The cast was, by and large, excellent. Recent college graduate Michael Williams is wonderful leading man: instantly likable, an impressive dancer, a fine singer, and in possession of good comedic timing. I imagine this won’t be the last time I hear from him. The three leading ladies—Hanna Rose Deflumeri, Jemma Jane, and Emma Stratton—are all fantastic singers. The latter two are pretty darn funny as well. (Deflumeri had more of a “straight man” role and as such didn’t have to opportunity to exhibit whatever comedic chops she may or may not possess). The remainder of the cast and ensemble fully inhabited the zany world of the show and pulled off Susan Stroman’s impressive choreography (recreated by Clare Cook) enthusiastically.

But a well-executed musical (I’m sure there’s a gangster pun in there somewhere) is not the same as a good musical. And I’m not even sure that Bullets… is a musical to begin with.
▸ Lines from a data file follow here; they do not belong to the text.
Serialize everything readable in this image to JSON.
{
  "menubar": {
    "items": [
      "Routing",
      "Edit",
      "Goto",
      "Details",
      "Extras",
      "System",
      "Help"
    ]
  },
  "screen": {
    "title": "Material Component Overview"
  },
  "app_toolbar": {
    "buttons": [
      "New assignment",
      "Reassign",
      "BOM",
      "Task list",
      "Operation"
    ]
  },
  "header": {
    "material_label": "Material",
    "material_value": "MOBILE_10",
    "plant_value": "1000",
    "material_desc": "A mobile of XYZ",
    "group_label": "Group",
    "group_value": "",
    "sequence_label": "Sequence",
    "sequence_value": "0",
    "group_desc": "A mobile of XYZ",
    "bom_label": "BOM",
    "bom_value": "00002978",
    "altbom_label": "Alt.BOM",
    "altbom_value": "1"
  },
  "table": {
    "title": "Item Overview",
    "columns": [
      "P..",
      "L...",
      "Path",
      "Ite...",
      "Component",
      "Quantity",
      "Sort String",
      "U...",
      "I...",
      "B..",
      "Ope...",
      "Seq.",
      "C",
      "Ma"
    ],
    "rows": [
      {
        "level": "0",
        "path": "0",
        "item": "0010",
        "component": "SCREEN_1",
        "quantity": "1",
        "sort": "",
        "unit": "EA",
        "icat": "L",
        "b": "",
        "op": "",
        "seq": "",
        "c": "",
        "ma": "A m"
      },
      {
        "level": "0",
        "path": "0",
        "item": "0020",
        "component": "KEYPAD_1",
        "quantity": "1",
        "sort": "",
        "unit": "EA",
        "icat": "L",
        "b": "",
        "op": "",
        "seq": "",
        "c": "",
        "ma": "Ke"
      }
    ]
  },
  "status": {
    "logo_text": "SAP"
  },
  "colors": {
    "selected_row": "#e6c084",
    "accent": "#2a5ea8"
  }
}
There were definitely songs, dances, characters, and the general shape of a plot, but they rarely had anything to do with each other. The score represents the first time in which I’ve seen a jukebox musical in which 90% of the audience has never heard of 90% of the songs. The book (by Woody Allen and Douglas McGrath based on their screenplay) tried to squeeze in jokes wherever it could, but failed to justify the actions of their lead characters or the existence of the minor ones. (There is a character whose sole arc is seeking psychiatric help for a stuffed dog. Another character gets two unrelated plot lines—if you count “having an affair with a mobster’s girlfriend for no discernible reason” and “eating pastries” as plot lines.) The songs—aside from a phallic ode to hot dogs–were largely devoid of any humor whatsoever unless Stroman was able to find a way to ignore the content and choreograph a joke on top of it, a rabbit she managed to pull out of her hat a few times over the course of the evening. While the performances and heroic efforts of Susan Stroman (at least as a choreographer…perhaps she should consider ceding directing duties to those with a better understanding of musical development) created an evening with much to enjoy, the disjointed affair didn’t give us anything to like.